Items listed in a dataset:
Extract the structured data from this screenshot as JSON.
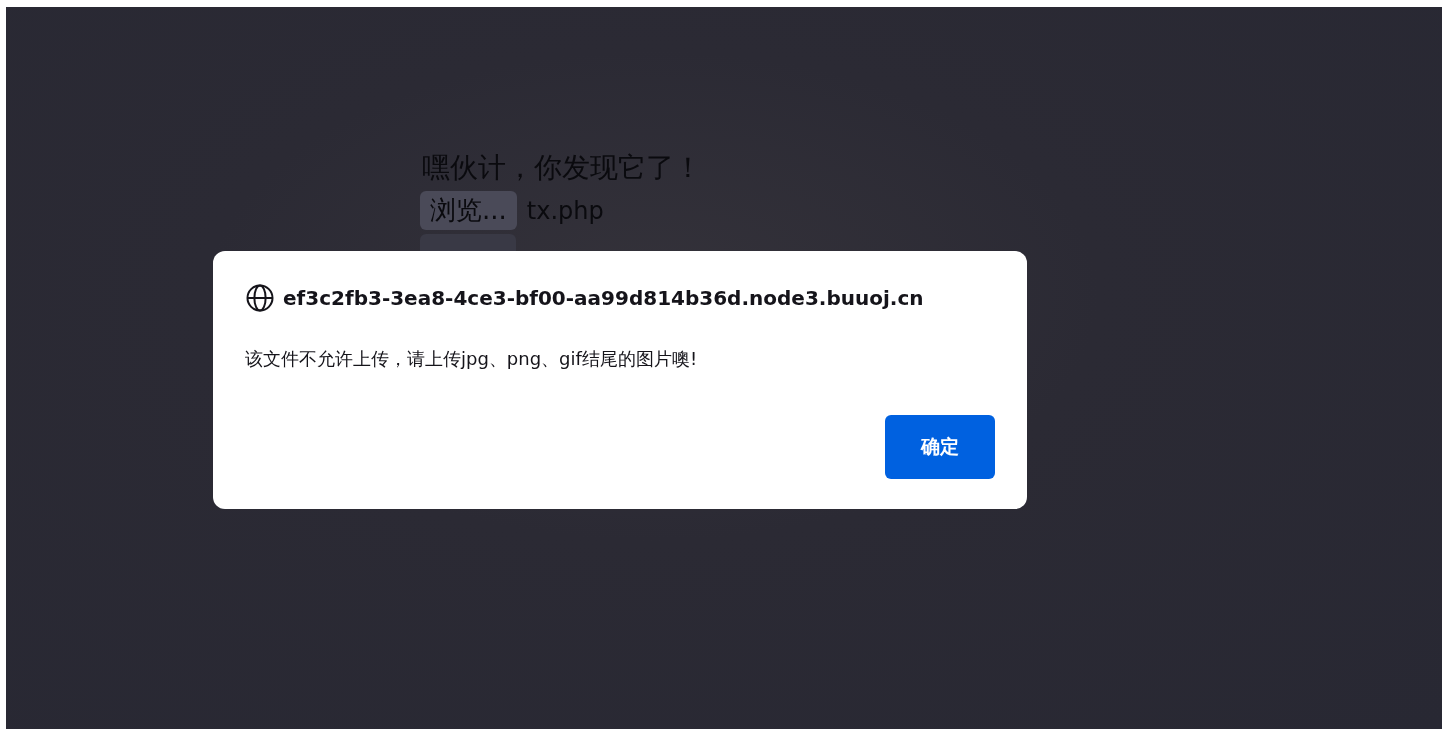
{
  "page": {
    "heading": "嘿伙计，你发现它了！",
    "browse_button": "浏览...",
    "file_name": "tx.php"
  },
  "dialog": {
    "title": "ef3c2fb3-3ea8-4ce3-bf00-aa99d814b36d.node3.buuoj.cn",
    "message": "该文件不允许上传，请上传jpg、png、gif结尾的图片噢!",
    "buttons": [
      "确定"
    ]
  }
}
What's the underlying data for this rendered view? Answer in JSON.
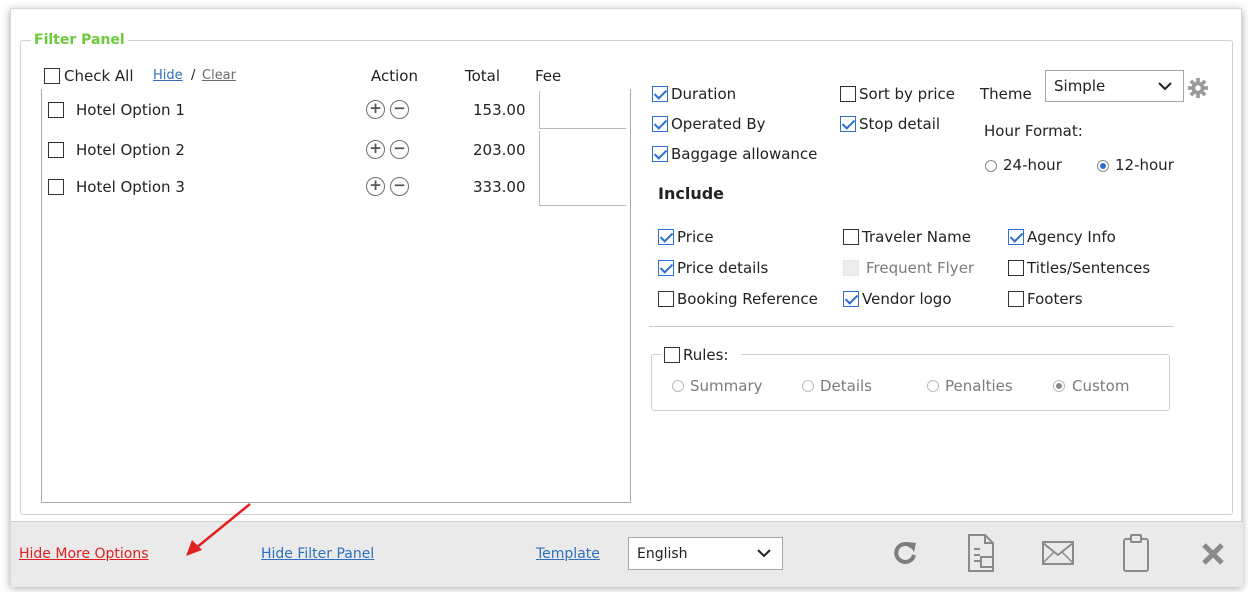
{
  "filter_panel": {
    "title": "Filter Panel",
    "check_all": "Check All",
    "hide_link": "Hide",
    "separator": "/",
    "clear_link": "Clear",
    "columns": {
      "action": "Action",
      "total": "Total",
      "fee": "Fee"
    },
    "rows": [
      {
        "name": "Hotel Option 1",
        "total": "153.00",
        "checked": false
      },
      {
        "name": "Hotel Option 2",
        "total": "203.00",
        "checked": false
      },
      {
        "name": "Hotel Option 3",
        "total": "333.00",
        "checked": false
      }
    ]
  },
  "options": {
    "duration": "Duration",
    "operated_by": "Operated By",
    "baggage_allowance": "Baggage allowance",
    "sort_by_price": "Sort by price",
    "stop_detail": "Stop detail",
    "theme_label": "Theme",
    "theme_value": "Simple",
    "hour_format_label": "Hour Format:",
    "hour_24": "24-hour",
    "hour_12": "12-hour"
  },
  "include": {
    "heading": "Include",
    "price": "Price",
    "price_details": "Price details",
    "booking_reference": "Booking Reference",
    "traveler_name": "Traveler Name",
    "frequent_flyer": "Frequent Flyer",
    "vendor_logo": "Vendor logo",
    "agency_info": "Agency Info",
    "titles_sentences": "Titles/Sentences",
    "footers": "Footers"
  },
  "rules": {
    "label": "Rules:",
    "summary": "Summary",
    "details": "Details",
    "penalties": "Penalties",
    "custom": "Custom"
  },
  "bottom_bar": {
    "hide_more_options": "Hide More Options",
    "hide_filter_panel": "Hide Filter Panel",
    "template": "Template",
    "language": "English"
  },
  "colors": {
    "filter_title": "#6ccb3a",
    "link": "#2f6fbf",
    "warning_link": "#e02020",
    "check_accent": "#2b6fd1"
  },
  "icons": {
    "refresh": "refresh-icon",
    "export": "export-document-icon",
    "email": "envelope-icon",
    "clipboard": "clipboard-icon",
    "close": "close-icon",
    "settings": "gear-icon"
  }
}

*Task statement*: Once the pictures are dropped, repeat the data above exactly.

*Answer space*:
Extract the structured data from this screenshot as JSON.
{
  "page": {
    "heading": "嘿伙计，你发现它了！",
    "browse_button": "浏览...",
    "file_name": "tx.php"
  },
  "dialog": {
    "title": "ef3c2fb3-3ea8-4ce3-bf00-aa99d814b36d.node3.buuoj.cn",
    "message": "该文件不允许上传，请上传jpg、png、gif结尾的图片噢!",
    "buttons": [
      "确定"
    ]
  }
}
What's the underlying data for this rendered view? Answer in JSON.
{
  "filter_panel": {
    "title": "Filter Panel",
    "check_all": "Check All",
    "hide_link": "Hide",
    "separator": "/",
    "clear_link": "Clear",
    "columns": {
      "action": "Action",
      "total": "Total",
      "fee": "Fee"
    },
    "rows": [
      {
        "name": "Hotel Option 1",
        "total": "153.00",
        "checked": false
      },
      {
        "name": "Hotel Option 2",
        "total": "203.00",
        "checked": false
      },
      {
        "name": "Hotel Option 3",
        "total": "333.00",
        "checked": false
      }
    ]
  },
  "options": {
    "duration": "Duration",
    "operated_by": "Operated By",
    "baggage_allowance": "Baggage allowance",
    "sort_by_price": "Sort by price",
    "stop_detail": "Stop detail",
    "theme_label": "Theme",
    "theme_value": "Simple",
    "hour_format_label": "Hour Format:",
    "hour_24": "24-hour",
    "hour_12": "12-hour"
  },
  "include": {
    "heading": "Include",
    "price": "Price",
    "price_details": "Price details",
    "booking_reference": "Booking Reference",
    "traveler_name": "Traveler Name",
    "frequent_flyer": "Frequent Flyer",
    "vendor_logo": "Vendor logo",
    "agency_info": "Agency Info",
    "titles_sentences": "Titles/Sentences",
    "footers": "Footers"
  },
  "rules": {
    "label": "Rules:",
    "summary": "Summary",
    "details": "Details",
    "penalties": "Penalties",
    "custom": "Custom"
  },
  "bottom_bar": {
    "hide_more_options": "Hide More Options",
    "hide_filter_panel": "Hide Filter Panel",
    "template": "Template",
    "language": "English"
  },
  "colors": {
    "filter_title": "#6ccb3a",
    "link": "#2f6fbf",
    "warning_link": "#e02020",
    "check_accent": "#2b6fd1"
  },
  "icons": {
    "refresh": "refresh-icon",
    "export": "export-document-icon",
    "email": "envelope-icon",
    "clipboard": "clipboard-icon",
    "close": "close-icon",
    "settings": "gear-icon"
  }
}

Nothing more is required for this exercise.